Says Bhogol, “The response I got at the fair from foreign importers has been amazing. Everybody has been taken in by the strength of the material and the beauty of the products, and I have got trade inquiries from so many countries already.” Though they look docile, dried and processed water hyacinth stalks, which acts as the raw material for all this, are so strong that ropes made of it are used to tie up elephants in Thailand. Thai water hyacinth is also the best variety for crafts purpose since its stems can be much longer than its Indian cousin.
The idea that Pani Meteka, as water hyacinth, a menace in the North-East, is called in Assamese, could be used to start a virtual new movement in the already rich handicraft artscape in the region came when NEDFi officials saw furniture made out of it at an international fair in Bangkok. In fact, P K Saikia, general manager of NEDFi, got so enamoured with the whole thing that he has personally taken up motivating people to take up water hyacinth processing, and is said to be even occasionally visit interior areas of Assam to hunt of better quality water hyacinth.
Says Manoj Das, NEDFi’s deputy general manager stationed in Delhi, “After we assessed the potential of water hyacinth as a raw material for handicraft, we got Industry Craft of Bangalore on board, and experts from it came down to our R&D centre at Khetri near Guwahati to train 21 people who would serve as trainers to craftspeople in various parts of the North-East, apart from ten master craftspeople, on the drying process and treatment of water hyacinth so that they can be used for craftwork. We have till date trained around 100 artisans through a tie up with the DRDAs in five districts in Assam alone. And since these people were already experts in bamboo, cane and ‘sheetal paati’ crafts, it did not take much time for them to adapt to water hyacinth.”
After successfully coming out with products like bags, mats, basketry and stationary items, the craftspeople are now going to the next level, by taking up the task of making furniture out of water hyacinth. “I have just made one ‘Morha’ (round traditional stool) from water hyacinth, and though it costs Rs 1,200 because of the intricate artwork involved, there have been several inquiries about it at the fair,” says Bhogol. According to
Das, right now experiments are going on regarding whether natural dyes can be used effectively to make the water hyacinth products look even more beautiful.

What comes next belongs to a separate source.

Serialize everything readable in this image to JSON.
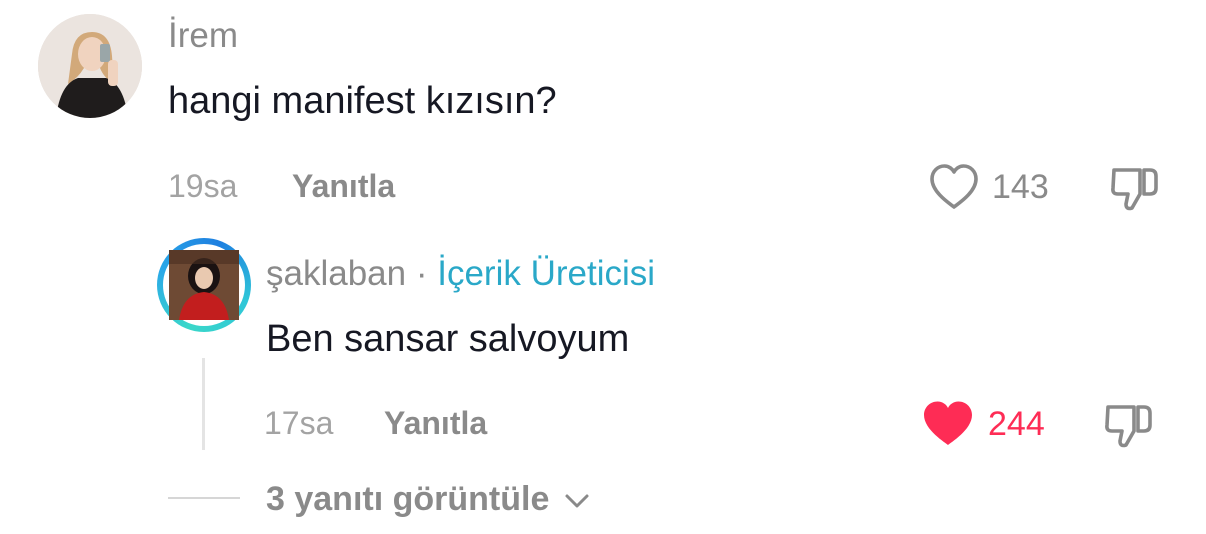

“The response to these products has been huge, with buyers from Spain, the UK, France, Italy and the USA particularly showing keen interest in importing them. But our products will have to compete with the already established industries in South East Asia and China,” says Ashief Ahmed, marketing manager with NEDFi, who is completely focusing on water hyacinth product marketing. “The scope of water hyacinth is huge, as it can be used to make even garment, fibre and paper. We will work towards these targets sooner than latter,” says Das.
In fact, the way things are moving, those tracking the response to the products even predict that instead of ruing the appearance of water hyacinth in water bodies, people in the North-East could soon be cultivating the plant in the region’s vast water bodies. That the plant can reproduce itself at an incredibly fast rate under suitable conditions will ensure that artisans will get a steady supply of the raw material.